Some people have trouble being taken care of. Being on the receiving end of a caregiver's efforts makes them feel silly, like they're being a burden. Caregivers should give their patients space. It's often the little things—cleaning up the living room, say, so a woman recovering from surgery has a place to rest during the day—that help most.



Caregiver Tip No. 3: Keep your sense of humor
Sure, cancer is a serious matter, but the whole process is a little crazy, laughable, and absurd. When the December holidays rolled around the year that Kerry Apicella, 62, of New York City, was in breast cancer treatment, her husband Rich decided she should wear a bright pink wig to her office holiday party. "He took me out for lunch one day and we shopped for [the wig], which was great fun," she recalls. It was goofy, and she loved the way it shocked her coworkers: "I got more compliments on that wig than I've ever received in my life."

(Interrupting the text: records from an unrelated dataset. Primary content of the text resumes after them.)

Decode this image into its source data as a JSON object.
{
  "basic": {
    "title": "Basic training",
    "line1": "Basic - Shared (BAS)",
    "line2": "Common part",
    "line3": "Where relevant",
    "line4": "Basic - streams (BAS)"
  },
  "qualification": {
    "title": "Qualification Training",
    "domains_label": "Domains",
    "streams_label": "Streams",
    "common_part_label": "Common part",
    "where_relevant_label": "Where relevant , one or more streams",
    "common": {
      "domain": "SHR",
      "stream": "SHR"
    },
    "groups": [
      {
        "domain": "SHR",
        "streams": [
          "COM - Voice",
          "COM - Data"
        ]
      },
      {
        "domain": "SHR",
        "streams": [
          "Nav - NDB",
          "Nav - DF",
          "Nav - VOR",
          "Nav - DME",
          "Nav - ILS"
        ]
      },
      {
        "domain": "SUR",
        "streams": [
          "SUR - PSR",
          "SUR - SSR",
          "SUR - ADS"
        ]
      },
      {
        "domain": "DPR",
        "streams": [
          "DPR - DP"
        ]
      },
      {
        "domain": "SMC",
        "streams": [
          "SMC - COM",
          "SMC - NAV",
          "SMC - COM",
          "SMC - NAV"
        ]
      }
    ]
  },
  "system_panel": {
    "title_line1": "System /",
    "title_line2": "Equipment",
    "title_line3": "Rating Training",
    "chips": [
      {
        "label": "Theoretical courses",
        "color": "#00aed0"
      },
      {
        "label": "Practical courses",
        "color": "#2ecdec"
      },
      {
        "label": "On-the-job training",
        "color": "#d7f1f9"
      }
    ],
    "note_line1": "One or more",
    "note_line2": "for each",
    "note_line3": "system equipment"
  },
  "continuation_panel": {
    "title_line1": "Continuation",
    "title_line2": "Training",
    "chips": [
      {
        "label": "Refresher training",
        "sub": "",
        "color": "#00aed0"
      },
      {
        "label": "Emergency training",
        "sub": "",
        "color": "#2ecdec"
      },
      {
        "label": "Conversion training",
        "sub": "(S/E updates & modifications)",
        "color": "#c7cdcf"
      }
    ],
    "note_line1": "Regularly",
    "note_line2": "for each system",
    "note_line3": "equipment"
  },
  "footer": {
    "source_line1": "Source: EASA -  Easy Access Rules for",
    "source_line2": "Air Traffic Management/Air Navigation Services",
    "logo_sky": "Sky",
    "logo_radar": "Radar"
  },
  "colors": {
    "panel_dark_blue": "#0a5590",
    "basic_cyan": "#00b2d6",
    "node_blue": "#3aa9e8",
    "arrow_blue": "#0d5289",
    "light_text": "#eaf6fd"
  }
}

Caregiver Tip No. 4: Don't do it alone
Martyrs don't make good caregivers. Anyone who tries to shoulder the burden alone is well on the way to burnout. Maybe there are friends and neighbors who'd feel better knowing they'd made a contribution through meals, visits, or transportation to and from doctor's appointments.

And while you're divvying up tasks, you might benefit from talking things out a little. "Caregivers often need their own emotional support and can join a support group," says Robin Hershkowitz, program director for women's cancers at CancerCare, a national nonprofit support services group based in New York City. Her organization offers support in person, by phone or online for both caregivers as well as patients.

Marcie Beyatte, a survivor and writer in Orinda, Calif., recommends Marc Silver's book, Breast Cancer Husband: How to Help Your Wife (and Yourself) Through Diagnosis, Treatment, and Beyond (breastcancerhusband.com; Rodale, 2004).